Like earlier attempts, the VIDAA 3.0 is nice to look at but slow and frustrating to use. It’d sometimes take a solid three or four seconds after pressing the home button for the main menu to actually appear. Opening apps would take closer to ten seconds. I struggled to get the platform’s vaunted “easy-sharing” of video content from my phone feature to work at all.
To be clear: the models we used for our hands-on might not be final software but, all the same, our experience didn’t leave us glowing with compliments.
Still, even if we assume those performance issues were anomalous, VIDAA has a ton of blindspots you have to consider before buying in. The usual suspects - Netflix, Youtube, Stan and Amazon Prime Video - are all here. However, most of our efforts to find more Australian streaming services were in vain. We could find SBS OnDemand but that was about it. No Hayu. No 9Now. No 7Mate. No Ten All Access. No ABC iView.

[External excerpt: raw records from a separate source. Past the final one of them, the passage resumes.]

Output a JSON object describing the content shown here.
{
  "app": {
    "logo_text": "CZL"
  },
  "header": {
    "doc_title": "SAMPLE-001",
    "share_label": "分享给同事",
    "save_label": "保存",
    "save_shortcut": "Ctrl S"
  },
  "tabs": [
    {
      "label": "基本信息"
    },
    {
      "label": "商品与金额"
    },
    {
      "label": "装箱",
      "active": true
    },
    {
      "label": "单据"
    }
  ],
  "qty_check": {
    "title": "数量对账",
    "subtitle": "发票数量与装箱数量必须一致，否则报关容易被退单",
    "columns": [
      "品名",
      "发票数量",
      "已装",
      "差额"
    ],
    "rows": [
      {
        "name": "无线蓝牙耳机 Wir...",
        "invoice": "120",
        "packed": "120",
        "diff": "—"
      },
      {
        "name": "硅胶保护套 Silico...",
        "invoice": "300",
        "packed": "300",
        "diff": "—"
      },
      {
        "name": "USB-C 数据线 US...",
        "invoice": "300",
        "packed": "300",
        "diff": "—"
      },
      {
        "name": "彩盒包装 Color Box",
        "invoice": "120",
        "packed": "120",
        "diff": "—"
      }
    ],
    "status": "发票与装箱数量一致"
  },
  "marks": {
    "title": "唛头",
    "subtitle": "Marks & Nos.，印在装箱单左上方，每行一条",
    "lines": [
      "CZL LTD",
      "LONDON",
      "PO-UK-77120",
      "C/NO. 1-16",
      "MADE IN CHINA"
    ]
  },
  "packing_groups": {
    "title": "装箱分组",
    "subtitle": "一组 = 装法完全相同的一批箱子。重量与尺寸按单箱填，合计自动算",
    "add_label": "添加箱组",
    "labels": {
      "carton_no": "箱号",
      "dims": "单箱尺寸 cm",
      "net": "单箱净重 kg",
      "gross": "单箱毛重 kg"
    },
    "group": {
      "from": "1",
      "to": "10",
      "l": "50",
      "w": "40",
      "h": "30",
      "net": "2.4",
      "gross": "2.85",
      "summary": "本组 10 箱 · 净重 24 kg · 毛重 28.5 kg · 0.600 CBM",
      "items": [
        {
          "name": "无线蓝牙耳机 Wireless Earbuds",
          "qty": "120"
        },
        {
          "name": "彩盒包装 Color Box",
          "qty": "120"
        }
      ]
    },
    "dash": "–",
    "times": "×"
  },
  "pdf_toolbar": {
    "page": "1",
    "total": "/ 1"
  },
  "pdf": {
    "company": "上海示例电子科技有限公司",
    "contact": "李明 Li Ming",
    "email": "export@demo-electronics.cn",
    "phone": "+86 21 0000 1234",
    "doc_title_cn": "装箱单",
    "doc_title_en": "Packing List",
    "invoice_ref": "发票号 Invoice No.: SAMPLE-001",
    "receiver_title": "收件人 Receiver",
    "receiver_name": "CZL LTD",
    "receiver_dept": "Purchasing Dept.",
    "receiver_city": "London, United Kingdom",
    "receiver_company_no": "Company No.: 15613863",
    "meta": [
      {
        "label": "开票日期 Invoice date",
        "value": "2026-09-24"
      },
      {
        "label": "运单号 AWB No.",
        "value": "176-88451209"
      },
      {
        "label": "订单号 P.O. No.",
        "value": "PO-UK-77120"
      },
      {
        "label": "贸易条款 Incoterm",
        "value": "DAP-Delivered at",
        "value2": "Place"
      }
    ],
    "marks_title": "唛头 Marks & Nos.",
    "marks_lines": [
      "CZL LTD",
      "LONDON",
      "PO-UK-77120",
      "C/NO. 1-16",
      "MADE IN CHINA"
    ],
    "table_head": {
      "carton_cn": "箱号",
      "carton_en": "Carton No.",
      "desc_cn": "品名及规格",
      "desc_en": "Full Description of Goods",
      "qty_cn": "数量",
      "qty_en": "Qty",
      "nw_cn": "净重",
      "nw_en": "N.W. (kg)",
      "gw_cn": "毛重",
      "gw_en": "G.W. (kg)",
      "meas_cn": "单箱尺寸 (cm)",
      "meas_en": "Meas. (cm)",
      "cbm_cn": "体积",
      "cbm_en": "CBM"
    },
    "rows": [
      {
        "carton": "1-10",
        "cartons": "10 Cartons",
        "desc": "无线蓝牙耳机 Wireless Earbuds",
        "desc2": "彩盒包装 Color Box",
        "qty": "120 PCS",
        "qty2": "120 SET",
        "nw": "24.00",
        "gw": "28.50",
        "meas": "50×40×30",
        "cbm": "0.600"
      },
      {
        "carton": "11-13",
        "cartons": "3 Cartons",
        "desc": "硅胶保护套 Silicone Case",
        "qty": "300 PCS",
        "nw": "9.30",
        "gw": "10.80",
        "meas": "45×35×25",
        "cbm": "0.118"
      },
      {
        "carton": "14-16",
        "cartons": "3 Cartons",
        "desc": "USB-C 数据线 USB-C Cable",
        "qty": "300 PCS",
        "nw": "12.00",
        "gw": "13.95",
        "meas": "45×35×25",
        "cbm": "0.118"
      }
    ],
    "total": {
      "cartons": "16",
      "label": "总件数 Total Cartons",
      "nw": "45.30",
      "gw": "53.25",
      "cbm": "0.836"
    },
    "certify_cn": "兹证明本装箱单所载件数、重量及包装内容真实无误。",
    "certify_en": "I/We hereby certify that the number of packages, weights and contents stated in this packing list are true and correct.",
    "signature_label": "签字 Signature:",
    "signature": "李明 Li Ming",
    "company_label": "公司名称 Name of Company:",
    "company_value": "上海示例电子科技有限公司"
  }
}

What’s more, since the Hisense Series 8 lacks a built-in Chromecast, there’s no easy workaround here. You’re simply out of luck.
It’s one thing to be concerned that Hisense might drop the ball a year or two down the line when it comes to supporting new streaming platforms like HBO Max, Disney Plus or Apple TV+ for customers who buy the Series 8 right now. It’s quite another for them to not support almost half of the local streaming offering right now.
Akin to other mainstream TV brands, Alexa and Assistant integration is another big callout here. However, at the time of writing, the Series 8 only has what’s called ‘Amazon Video Gear’ integration. This means that you’ll be able to connect it wirelessly to an Alexa-powered speaker like an Amazon Echo and use Alexa to change the volume or input on the TV but you won’t be able to request specific content (“Alexa, play Stranger Things on Netflix”) or even services (“Alexa, open up Netflix on the TV”) until full Alexa Voice Services integration arrives. Hisense say this will happen sometime in the second half of 2019.
As for the Google Assistant, it’s currently missing-in-action when it comes to Hisense’s mainline Series 7, 8 and 9 TVs. For these models, Hisense simply say that Google Assistant will arrive via software update sometime in the remaining five months of 2019.
Of course, if you can’t wait, there’s always the Hisense Series G. Pitched as the Hisense TV for Android enthusiasts, it runs on Android TV rather than VIDAA. And, as you might expect, this resolves a lot of the issues detailed above.
It’s not as snappy as something like an Nvidia Shield TV (Amazon) but it’s familiar, easy to customise and it brings with it support for all the streaming services that the Series 8 overlooks. Hell, of all the Hisense TVs I’ve had the chance to spend any time with - this is probably the one I’d personally be the most interested in buying for myself.
Part of that is probably just familiarity but, at the same time, getting a taste of what Android TV can bring to the Hisense experience has left me a little spoiled. Hopefully it’s a sign of things to come and not an aberration.
The Hisense Series 8 is available in Australia now, with prices starting at $2999.
The Hisense Series G is available in Australia now, with prices starting at $1249.